Jaw Tumor and Cyst Surgery
Oral and maxillofacial surgeons at UCSF Medical Center evaluate, diagnose and treat the full spectrum of cysts and tumors in and around the jaw and structures of the teeth. These include benign tumors and cysts, which are non-cancerous; those that are aggressive and growing, with the potential to become cancerous; and tumors that are malignant, meaning that they are cancerous. Our oral and maxillofacial surgeons also treat oral cancer, severe infections of the oral cavity, salivary glands, jaw and neck.
Because the mouth and jaws are composed of many different types of tissues, such as bone, muscle, glands and mucosa (the tissue that covers the cheeks, lips and gums), they are more susceptible to developing abnormal growths than other parts of the body.
Although tumors and cysts of the jaw can affect anyone, a number of risk factors have been identified that increase a person's chance of developing them. The main risk factors are tobacco and alcohol use. Others include poor oral hygiene, irritation caused by ill-fitting dentures, rough surfaces on teeth and poor nutrition.
Advanced diagnosis and treatment
The Division of Oral and Maxillofacial Surgery at Mayo Clinic in Minnesota includes a full range of diagnostic, outpatient and inpatient services. Mayo Clinic patients have access to the latest imaging and diagnostic tools available. An oral and maxillofacial surgeon will usually oversee your care at Mayo.
Treatment options for jaw tumors and cysts vary, depending on the type of lesion you have, the lesion's stage of growth and your symptoms. In rare cases, medications may help, but treatment usually requires surgical management.
A pathologist examines the removed tissue during surgery and reports a diagnosis during the procedure so that the surgeon can act on this information immediately.
Examples of jaw tumors and cysts treated at Face and Dental Clinic include:
● Adenomatoid odontogenic tumor
● Aneurysmal bone cyst
● Calcifying epithelial odontogenic tumor
● Central giant cell granuloma
● Dentigerous cyst
● Odontogenic keratocyst
● Odontogenic myxoma
● Ossifying fibroma
● Squamous odontogenic tumor
Facial and jaw cysts and tumors often do not have any symptoms.
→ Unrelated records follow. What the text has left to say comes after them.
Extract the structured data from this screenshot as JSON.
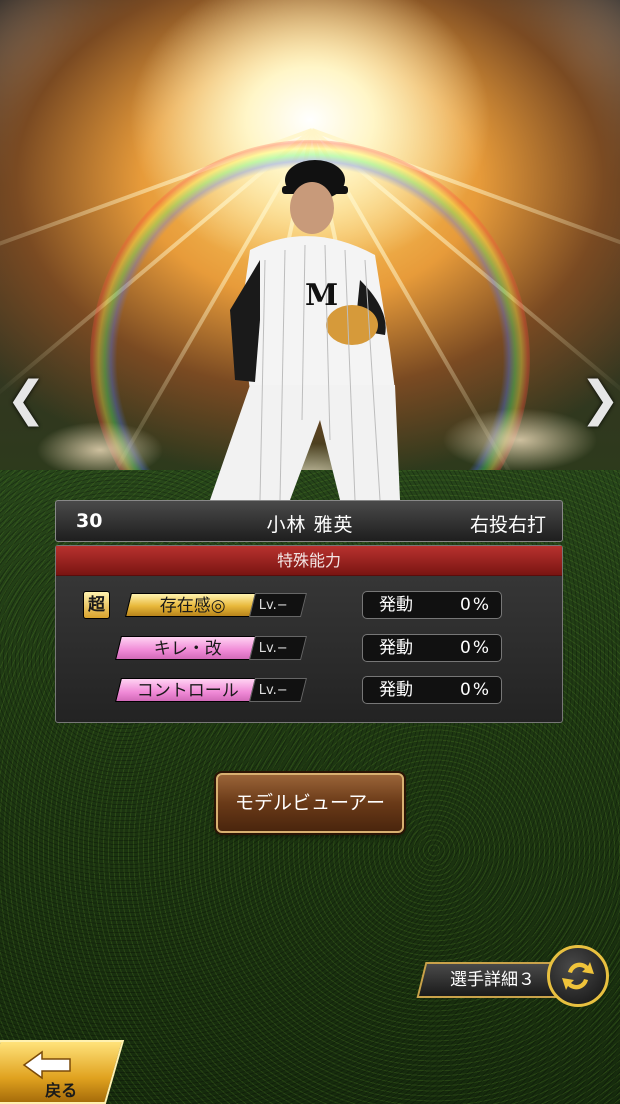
{
  "player": {
    "number": "30",
    "name": "小林 雅英",
    "throws_bats": "右投右打"
  },
  "abilities": {
    "header": "特殊能力",
    "trigger_label": "発動",
    "items": [
      {
        "prefix": "超",
        "name": "存在感◎",
        "level": "Lv.−",
        "rate": "0%",
        "color": "gold"
      },
      {
        "prefix": "",
        "name": "キレ・改",
        "level": "Lv.−",
        "rate": "0%",
        "color": "pink"
      },
      {
        "prefix": "",
        "name": "コントロール",
        "level": "Lv.−",
        "rate": "0%",
        "color": "pink"
      }
    ]
  },
  "buttons": {
    "model_viewer": "モデルビューアー",
    "detail": "選手詳細３",
    "back": "戻る",
    "prev": "❮",
    "next": "❯"
  },
  "colors": {
    "ability_header": "#b8322e",
    "gold_tag": "#e8b83a",
    "pink_tag": "#f08ad7",
    "button_border": "#d8b070"
  }
}
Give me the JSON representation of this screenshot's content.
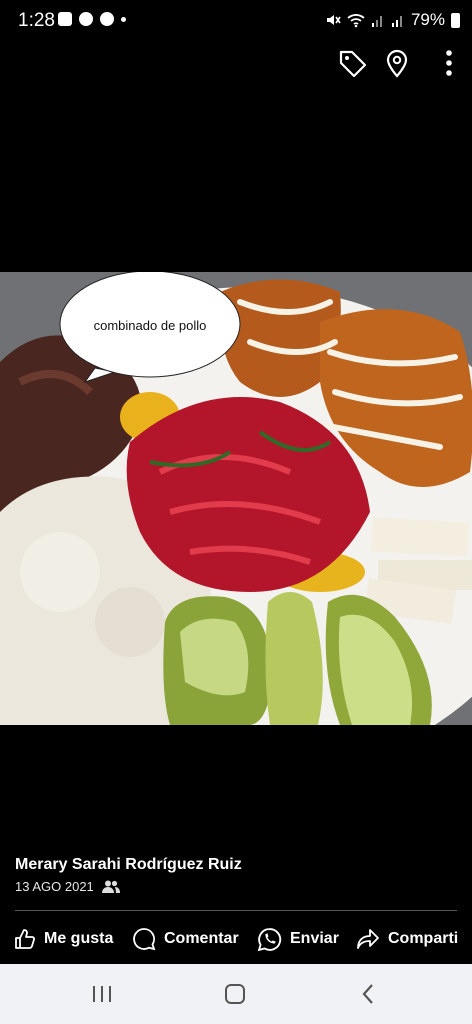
{
  "status_bar": {
    "time": "1:28",
    "battery": "79%"
  },
  "top_actions": {
    "icons": [
      "tag-icon",
      "location-pin-icon",
      "more-vert-icon"
    ]
  },
  "photo": {
    "bubble_text": "combinado de pollo"
  },
  "post": {
    "author": "Merary Sarahi Rodríguez Ruiz",
    "date": "13 AGO 2021",
    "audience_icon": "friends-icon"
  },
  "actions": {
    "like": "Me gusta",
    "comment": "Comentar",
    "send": "Enviar",
    "share": "Comparti"
  },
  "colors": {
    "background": "#000000",
    "nav_bar": "#f1f2f6",
    "text": "#ffffff"
  }
}
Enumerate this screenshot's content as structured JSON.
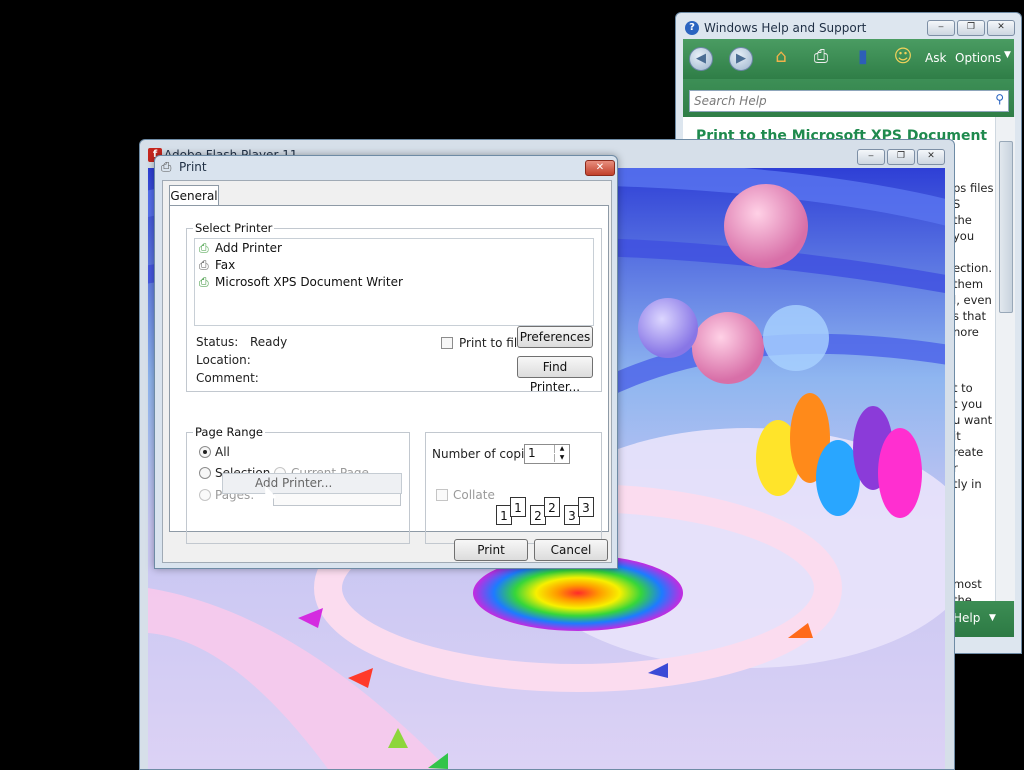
{
  "help_window": {
    "title": "Windows Help and Support",
    "toolbar": {
      "ask": "Ask",
      "options": "Options"
    },
    "search_placeholder": "Search Help",
    "heading": "Print to the Microsoft XPS Document",
    "text_fragments": [
      "ps files",
      "S",
      "the",
      "you",
      "ection.",
      "them",
      "l, even",
      "s that",
      "nore",
      "t to",
      "t you",
      "u want",
      "it",
      "reate",
      "r",
      "tly in",
      "most",
      "the"
    ],
    "bottom": {
      "help": "Help"
    }
  },
  "flash_window": {
    "title": "Adobe Flash Player 11"
  },
  "print_dialog": {
    "title": "Print",
    "tab": "General",
    "select_printer": {
      "legend": "Select Printer",
      "printers": [
        "Add Printer",
        "Fax",
        "Microsoft XPS Document Writer"
      ],
      "status_label": "Status:",
      "status_value": "Ready",
      "location_label": "Location:",
      "comment_label": "Comment:",
      "print_to_file": "Print to file",
      "preferences": "Preferences",
      "find_printer": "Find Printer..."
    },
    "page_range": {
      "legend": "Page Range",
      "all": "All",
      "selection": "Selection",
      "current_page": "Current Page",
      "pages": "Pages:"
    },
    "copies": {
      "label": "Number of copies:",
      "value": "1",
      "collate": "Collate",
      "collate_pages": [
        "1",
        "1",
        "2",
        "2",
        "3",
        "3"
      ]
    },
    "tooltip": "Add Printer...",
    "print_button": "Print",
    "cancel_button": "Cancel"
  },
  "icons": [
    "help-icon",
    "back-icon",
    "forward-icon",
    "home-icon",
    "print-icon",
    "browse-icon",
    "ask-icon",
    "search-icon",
    "flash-icon",
    "printer-icon"
  ]
}
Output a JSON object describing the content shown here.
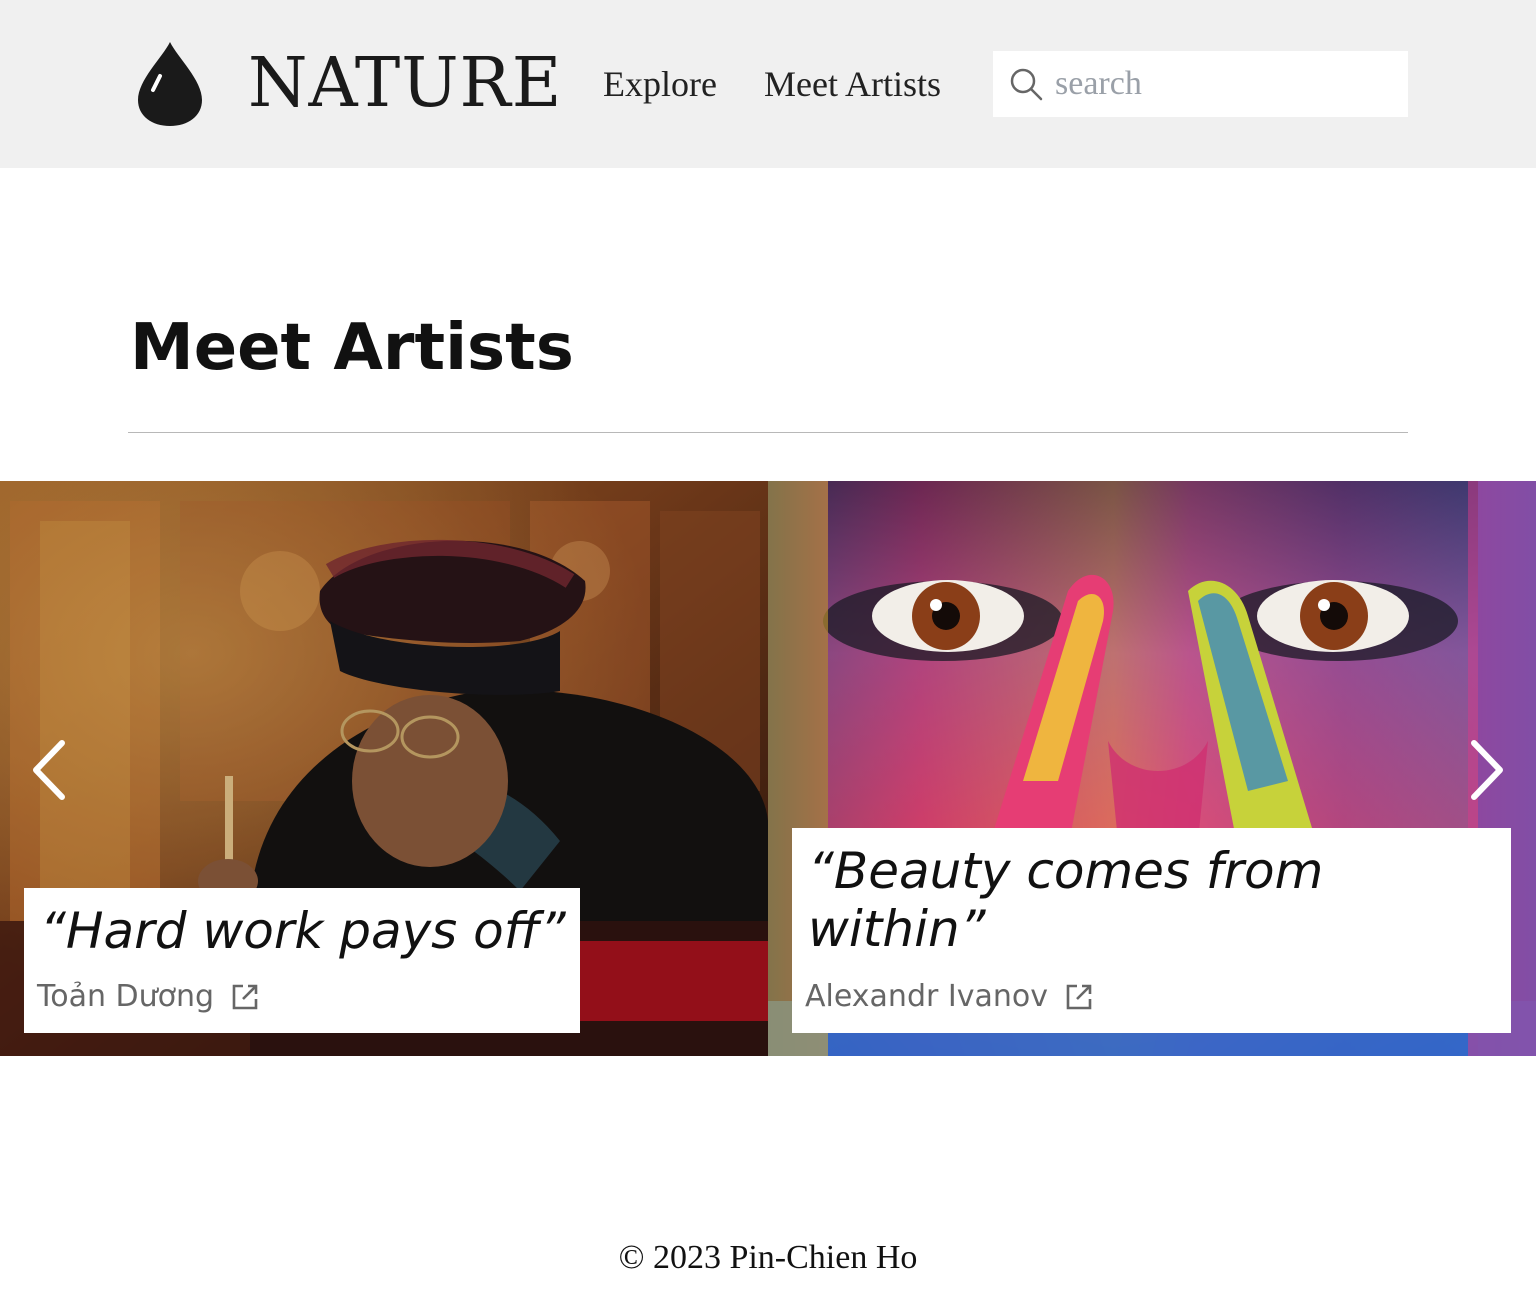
{
  "header": {
    "brand": "NATURE",
    "logo_icon": "water-drop-icon",
    "nav": [
      {
        "label": "Explore"
      },
      {
        "label": "Meet Artists"
      }
    ],
    "search": {
      "placeholder": "search",
      "value": "",
      "icon": "search-icon"
    }
  },
  "main": {
    "title": "Meet Artists"
  },
  "carousel": {
    "prev_icon": "chevron-left-icon",
    "next_icon": "chevron-right-icon",
    "slides": [
      {
        "quote": "“Hard work pays off”",
        "artist": "Toản Dương",
        "link_icon": "external-link-icon"
      },
      {
        "quote": "“Beauty comes from within”",
        "artist": "Alexandr Ivanov",
        "link_icon": "external-link-icon"
      }
    ]
  },
  "footer": {
    "text": "© 2023 Pin-Chien Ho"
  },
  "colors": {
    "header_bg": "#f0f0f0",
    "text": "#111111",
    "muted": "#666666",
    "placeholder": "#9aa0a8",
    "divider": "#b8b8b8"
  }
}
They are usually discovered during routine examinations or on routine radiographs. When they do cause symptoms, they typically present as a non-painful bump or lump. However, in some cases they can become painful.
Diagnosis and Treatment
If a cyst or tumor has been diagnosed or suspected based on physical examination or radiographs, Drs. Orentlicher and Horowitz may use several different modalities to further evaluate the process. Definitive treatment will depend on the exact microscopic diagnosis. Drs. Orentlicher and Horowitz are experts in managing and treating these processes and are available to discuss any and all treatment options.